Pandey V, Singh A, Siddiqui S, Raikwar A, Gond AK, Ali S, Yadav M, Datta A and Singh A: COVID‑19: An update of current knowledge (Review). World Acad Sci J 3: 15, 2021
APA
Pandey, V., Singh, A., Siddiqui, S., Raikwar, A., Gond, A.K., Ali, S. ... Singh, A. (2021). COVID‑19: An update of current knowledge (Review). World Academy of Sciences Journal, 3, 15. https://doi.org/10.3892/wasj.2021.86
MLA
Pandey, V., Singh, A., Siddiqui, S., Raikwar, A., Gond, A. K., Ali, S., Yadav, M., Datta, A., Singh, A."COVID‑19: An update of current knowledge (Review)". World Academy of Sciences Journal 3.2 (2021): 15.
Chicago

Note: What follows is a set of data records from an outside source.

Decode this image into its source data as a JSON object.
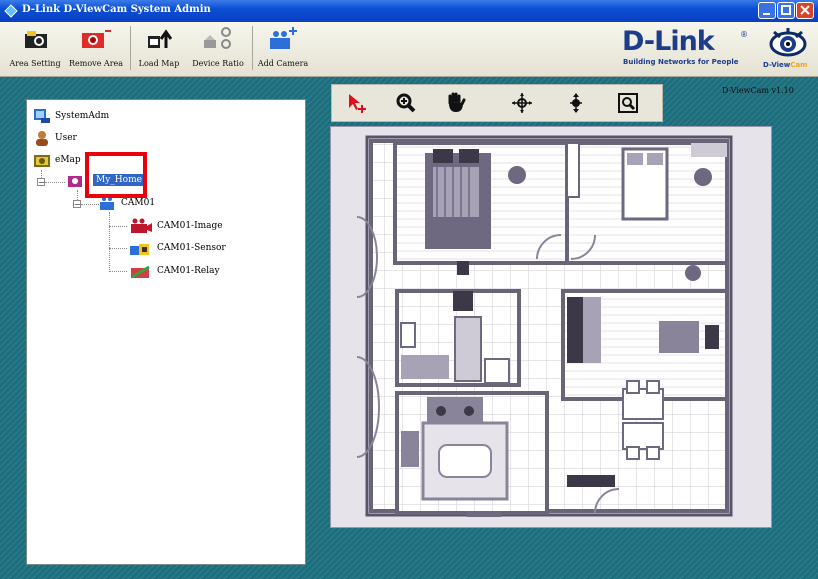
{
  "window": {
    "title": "D-Link D-ViewCam System Admin",
    "buttons": {
      "minimize": "–",
      "maximize": "□",
      "close": "✕"
    }
  },
  "toolbar": {
    "items": [
      {
        "label": "Area Setting",
        "icon": "camera-area-icon"
      },
      {
        "label": "Remove Area",
        "icon": "remove-area-icon"
      },
      {
        "label": "Load Map",
        "icon": "load-map-icon"
      },
      {
        "label": "Device Ratio",
        "icon": "device-ratio-icon"
      },
      {
        "label": "Add Camera",
        "icon": "add-camera-icon"
      }
    ]
  },
  "brand": {
    "name": "D-Link",
    "registered": "®",
    "tagline": "Building Networks for People",
    "product_d": "D-",
    "product_view": "View",
    "product_cam": "Cam"
  },
  "version": "D-ViewCam v1.10",
  "tree": {
    "items": [
      {
        "label": "SystemAdm",
        "icon": "system-admin-icon"
      },
      {
        "label": "User",
        "icon": "user-icon"
      },
      {
        "label": "eMap",
        "icon": "emap-icon"
      },
      {
        "label": "My_Home",
        "icon": "map-node-icon",
        "selected": true
      },
      {
        "label": "CAM01",
        "icon": "camera-group-icon"
      },
      {
        "label": "CAM01-Image",
        "icon": "camera-image-icon"
      },
      {
        "label": "CAM01-Sensor",
        "icon": "sensor-icon"
      },
      {
        "label": "CAM01-Relay",
        "icon": "relay-icon"
      }
    ],
    "expander_minus": "−"
  },
  "map_toolbar": {
    "tools": [
      "select-move-icon",
      "zoom-in-icon",
      "pan-hand-icon",
      "move-all-icon",
      "move-vertical-icon",
      "zoom-fit-icon"
    ]
  },
  "colors": {
    "title_bar": "#0a4fd6",
    "selection": "#3166c6",
    "highlight_box": "#e8000b",
    "background": "#1f6d7b",
    "brand": "#1d3d8a"
  }
}
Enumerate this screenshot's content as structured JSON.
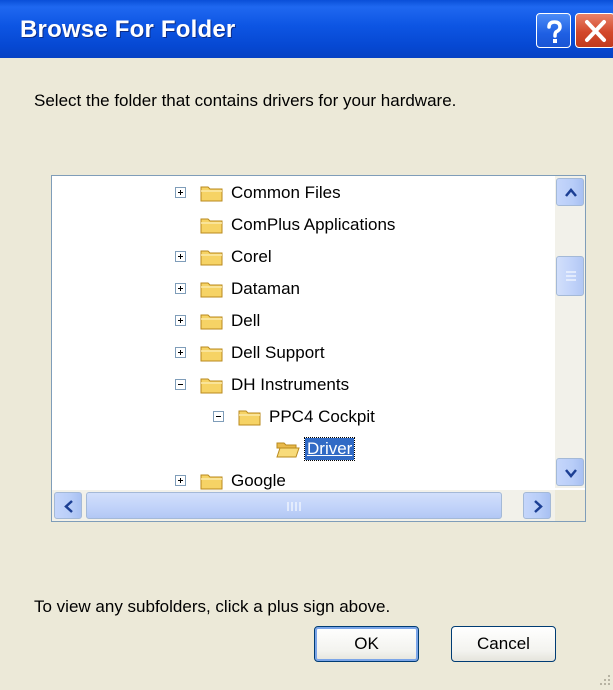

Pandey, V., Singh, A., Siddiqui, S., Raikwar, A., Gond, A. K., Ali, S., Yadav, M., Datta, A., Singh, A."COVID‑19: An update of current knowledge (Review)". World Academy of Sciences Journal 3, no. 2 (2021): 15. https://doi.org/10.3892/wasj.2021.86